Quiche Lorraine

This quiche Lorraine is ambiguous: thought to be as French as Edith Piaf, its origin and name (related to the german Kuchen) is German.  Regarded an easy dish, this version is anything but. It is based on the recipe found in the book ‘Heston Blumenthal at Home’ which makes it by definition challenging to execute. But do not be discouraged, it will be an instant hit at your dinner parties. Plus it can be prepared a day in advance as this helps the custard filling to set properly. For the best flavour, it should be served warm or at room temperature. Serves 6 or hungry 4. For the pastry 230g all purpose flour 1/2 tsp sea salt 100g cold unsalted butter, cubed 25g egg, lightly beaten (approx. 1/2 large egg) 40g cold tap water For the filling 40g unsalted butter 4 large onions, peeled  and finely sliced 200g bacon lardons 3 large eggs 300g whipping cream 80g grated gruyère cheese 20g grated parmesan cheese sea salt and freshly ground black pepper nutmeg For the pastry put …

Sambal Chicken

This is a somehow strange combination but works very well. It gives  a hint of Indonesia wrapped in a tortilla, balancing something familiar with the intense sambal. You can substitute the chicken with pork or even mix them. For the sambal chicken 6 skinless, boneless chicken breasts halves, cut in 2cm cubes 3 cups (300g) onions, diced 1/2 cup olive oil, plus more if needed 4 Tbsp smoked chilli sambal 1 cup port wine sea salt and freshly ground black pepper To serve flour tortilla wraps fresh salad leaves greek yogurt Heat the olive oil in a large and deep frying pan over medium heat. Add the chicken pieces in a single layer, in batches and cook until they are light brown on each side. As you finish each batch, transfer the chicken pieces to a bowl. Add more olive oil to the pan if needed. Add the onions and cook until soft and translucent, stirring occasionally for about 3 minutes. Return the chicken to the pan, add the sambal and cook stirring for about 2 minutes. Add …

Smoked Chilli Sambal

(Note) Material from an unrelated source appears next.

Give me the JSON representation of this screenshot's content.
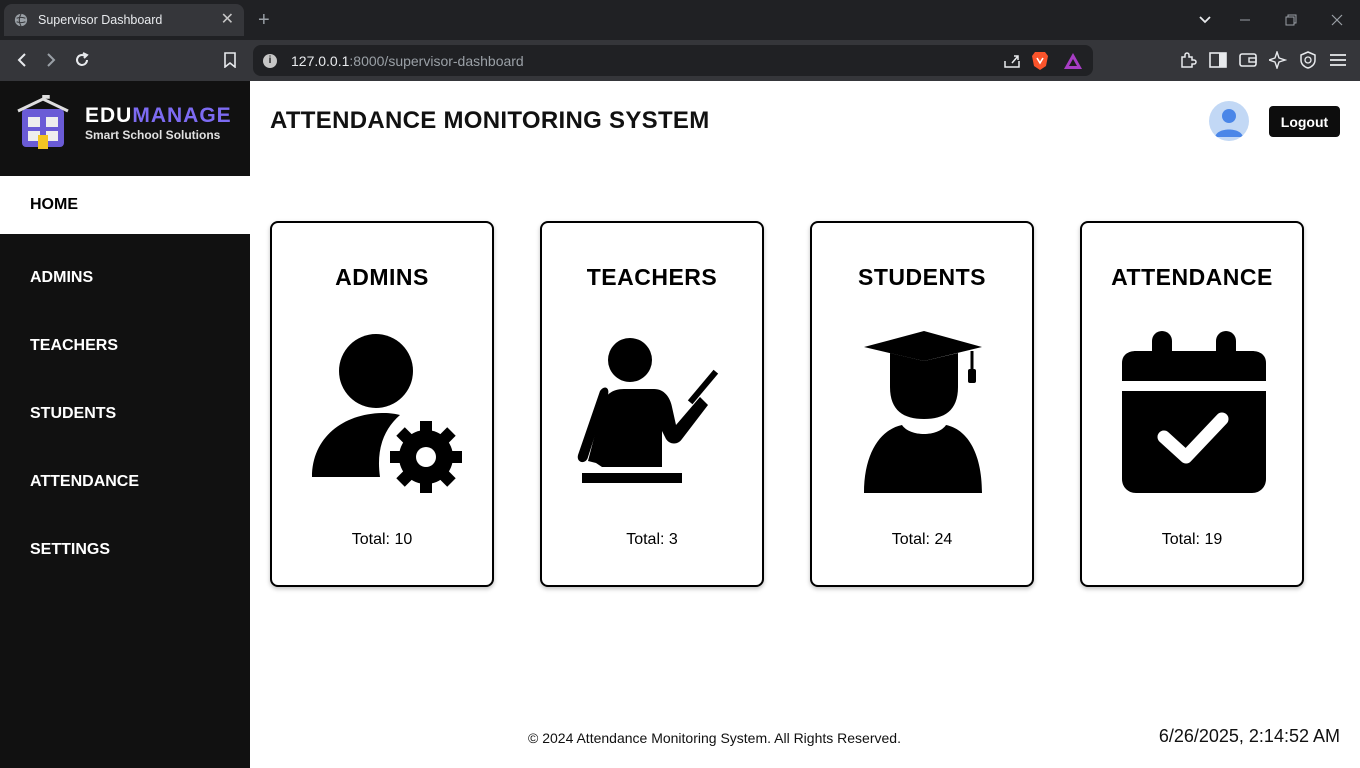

Sambal is a spicy Southeast Asian chilli based condiment. There are lots of variations, incorporating many different flavourings and spices. You can add sambal to boiled or fried potatoes, omelettes, fish, prawns, chicken or meat, you can also try it on crackers or in sandwiches. Τhere is actually no limit to the way you can use it, just follow your imagination! It is time consuming, but worth the effort. Cooled and stored in airtight jars, this sambal will keep in the refrigerator for several months. You can also freeze it in small batches. For the Smoked Chilli Sambal , based on the recipe of “The Modern Pantry” cookbook, by Anna Hansen, you will need: sunflower oil for deep-frying 250g red peppers, sliced 250g onions, sliced 250g cherry tomatoes 80g fresh ginger, cut into fine strips 80g garlic, sliced 25g dried prawns, ground in a grinder 1 tsp hot smoked paprika 1/2 tsp dried chilli flakes 125g tamarind paste* 40ml fish sauce In a deep saucepan heat some oil to 180°C. Deep-fry the red peppers, onions and …

Vietnamese Shaking Beef (Thit Bo Luc Lac)

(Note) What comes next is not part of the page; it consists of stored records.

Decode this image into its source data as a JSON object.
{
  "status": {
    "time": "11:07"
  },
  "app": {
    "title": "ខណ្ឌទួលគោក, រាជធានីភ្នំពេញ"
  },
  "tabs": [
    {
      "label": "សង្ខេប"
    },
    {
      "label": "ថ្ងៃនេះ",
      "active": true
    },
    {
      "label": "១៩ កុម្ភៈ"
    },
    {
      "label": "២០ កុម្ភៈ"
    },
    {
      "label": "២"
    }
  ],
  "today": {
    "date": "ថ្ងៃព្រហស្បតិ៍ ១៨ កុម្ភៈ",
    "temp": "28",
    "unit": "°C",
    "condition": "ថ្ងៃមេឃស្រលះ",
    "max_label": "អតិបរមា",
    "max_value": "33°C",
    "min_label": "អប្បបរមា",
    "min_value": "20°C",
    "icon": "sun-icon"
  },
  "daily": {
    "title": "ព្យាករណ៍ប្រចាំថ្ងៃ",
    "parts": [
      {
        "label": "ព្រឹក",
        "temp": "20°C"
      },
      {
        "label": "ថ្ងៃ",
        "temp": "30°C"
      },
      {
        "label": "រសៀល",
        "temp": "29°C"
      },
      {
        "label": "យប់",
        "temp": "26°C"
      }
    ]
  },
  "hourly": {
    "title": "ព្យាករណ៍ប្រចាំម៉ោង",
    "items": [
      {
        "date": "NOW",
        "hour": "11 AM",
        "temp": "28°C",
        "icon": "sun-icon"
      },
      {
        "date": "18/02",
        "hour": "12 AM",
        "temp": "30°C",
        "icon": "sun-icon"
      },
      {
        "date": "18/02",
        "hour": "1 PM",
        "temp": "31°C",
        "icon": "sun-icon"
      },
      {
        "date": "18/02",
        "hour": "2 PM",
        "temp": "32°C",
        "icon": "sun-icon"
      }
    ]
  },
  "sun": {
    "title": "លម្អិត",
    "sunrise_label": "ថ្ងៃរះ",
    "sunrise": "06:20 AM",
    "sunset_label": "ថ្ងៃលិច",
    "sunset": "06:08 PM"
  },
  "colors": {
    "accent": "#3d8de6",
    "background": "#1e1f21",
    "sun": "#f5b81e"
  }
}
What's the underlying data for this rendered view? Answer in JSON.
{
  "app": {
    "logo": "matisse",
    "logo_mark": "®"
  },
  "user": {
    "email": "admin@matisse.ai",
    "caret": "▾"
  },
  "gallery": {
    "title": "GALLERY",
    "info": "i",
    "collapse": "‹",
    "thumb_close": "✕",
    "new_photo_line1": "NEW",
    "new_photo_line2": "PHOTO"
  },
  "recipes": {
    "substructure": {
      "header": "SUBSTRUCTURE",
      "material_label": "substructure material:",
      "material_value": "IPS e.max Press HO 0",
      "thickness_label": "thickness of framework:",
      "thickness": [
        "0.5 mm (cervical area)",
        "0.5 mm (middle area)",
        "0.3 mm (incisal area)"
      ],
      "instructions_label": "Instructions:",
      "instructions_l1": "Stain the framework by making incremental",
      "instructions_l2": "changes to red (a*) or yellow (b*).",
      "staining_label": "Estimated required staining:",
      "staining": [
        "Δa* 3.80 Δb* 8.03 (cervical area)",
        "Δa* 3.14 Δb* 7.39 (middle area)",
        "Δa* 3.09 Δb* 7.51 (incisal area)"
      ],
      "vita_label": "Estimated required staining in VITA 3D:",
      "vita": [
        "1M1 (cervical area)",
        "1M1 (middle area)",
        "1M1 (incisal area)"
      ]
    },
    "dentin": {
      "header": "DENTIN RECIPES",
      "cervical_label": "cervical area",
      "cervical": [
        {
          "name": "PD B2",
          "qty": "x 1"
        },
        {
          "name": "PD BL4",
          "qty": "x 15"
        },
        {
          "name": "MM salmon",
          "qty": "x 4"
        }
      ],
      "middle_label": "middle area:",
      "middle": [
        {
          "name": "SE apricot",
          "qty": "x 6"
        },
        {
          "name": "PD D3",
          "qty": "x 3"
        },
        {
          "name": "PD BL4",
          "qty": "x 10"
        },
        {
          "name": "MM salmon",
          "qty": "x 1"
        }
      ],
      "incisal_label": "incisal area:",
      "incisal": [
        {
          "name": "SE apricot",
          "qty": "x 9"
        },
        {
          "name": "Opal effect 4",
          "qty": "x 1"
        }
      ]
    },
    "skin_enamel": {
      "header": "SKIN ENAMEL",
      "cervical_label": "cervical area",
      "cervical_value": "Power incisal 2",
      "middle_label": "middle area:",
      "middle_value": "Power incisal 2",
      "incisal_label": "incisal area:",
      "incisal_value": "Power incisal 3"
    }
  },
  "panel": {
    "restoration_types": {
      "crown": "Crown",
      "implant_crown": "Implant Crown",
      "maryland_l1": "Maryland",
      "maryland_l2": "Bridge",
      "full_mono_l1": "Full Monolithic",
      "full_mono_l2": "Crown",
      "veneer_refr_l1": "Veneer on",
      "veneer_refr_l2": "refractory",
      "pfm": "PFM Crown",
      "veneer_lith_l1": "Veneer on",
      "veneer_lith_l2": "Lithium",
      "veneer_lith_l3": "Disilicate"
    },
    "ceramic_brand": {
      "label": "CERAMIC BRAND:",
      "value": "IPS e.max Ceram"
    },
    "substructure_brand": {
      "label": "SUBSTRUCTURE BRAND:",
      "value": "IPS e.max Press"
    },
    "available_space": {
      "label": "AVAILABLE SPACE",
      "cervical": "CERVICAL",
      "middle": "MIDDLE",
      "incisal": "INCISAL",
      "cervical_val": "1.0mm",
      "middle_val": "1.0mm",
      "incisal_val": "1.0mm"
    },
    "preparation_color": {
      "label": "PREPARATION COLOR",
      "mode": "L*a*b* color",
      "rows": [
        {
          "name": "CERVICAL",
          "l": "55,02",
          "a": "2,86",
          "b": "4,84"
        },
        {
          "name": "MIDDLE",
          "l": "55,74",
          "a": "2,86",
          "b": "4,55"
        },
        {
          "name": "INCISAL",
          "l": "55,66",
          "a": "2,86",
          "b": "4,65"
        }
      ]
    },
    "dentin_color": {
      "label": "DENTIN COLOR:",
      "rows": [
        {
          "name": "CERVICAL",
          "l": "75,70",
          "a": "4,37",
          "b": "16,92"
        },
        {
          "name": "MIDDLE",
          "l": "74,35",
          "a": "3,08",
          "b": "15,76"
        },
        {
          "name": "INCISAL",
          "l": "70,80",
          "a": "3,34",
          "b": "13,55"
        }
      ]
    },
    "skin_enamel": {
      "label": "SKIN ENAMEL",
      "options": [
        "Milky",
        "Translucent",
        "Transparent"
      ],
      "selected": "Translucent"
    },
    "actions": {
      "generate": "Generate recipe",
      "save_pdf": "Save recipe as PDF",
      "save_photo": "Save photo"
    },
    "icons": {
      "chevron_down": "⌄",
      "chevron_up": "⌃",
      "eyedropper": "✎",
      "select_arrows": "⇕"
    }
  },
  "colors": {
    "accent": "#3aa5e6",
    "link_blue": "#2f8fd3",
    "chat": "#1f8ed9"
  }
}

The Ferry building is an iconic San Francisco landmark, featuring in movies set at least 300 years apart – from “The Maltese Falcon” in 1941 to “ Star Trek, Into Darkness” in 2259.  It is there where the “Slanted Door” is located – facing the amazing SF Bay  – and not in Little Saigon next to Chinatown of Polanski fame. Silicon Valley talents along more artistic crowds queue to taste the modern Vietnamese cuisine of chef Charles Phan. ‘Shaking beef’ (Thit bo luc lac) is one of his most popular dishes. It is traditional Vietnamese celebratory food adapted for western jaws. The tough beef cuts have been replaced by tender fillet mignons. “Luc lac” means shaking and refers to the tossing of the beef (thit bo) in the wok while cooking. It is simple to cook and very tasty. The recipe that follows is an adapted version from the eponymous “The Slanted Door, modern Vietnamese food” . Serves 4. 700g filet mignon, trimmed of fat and cut into 2cm cubes 5 Tbsp corn oil 1 …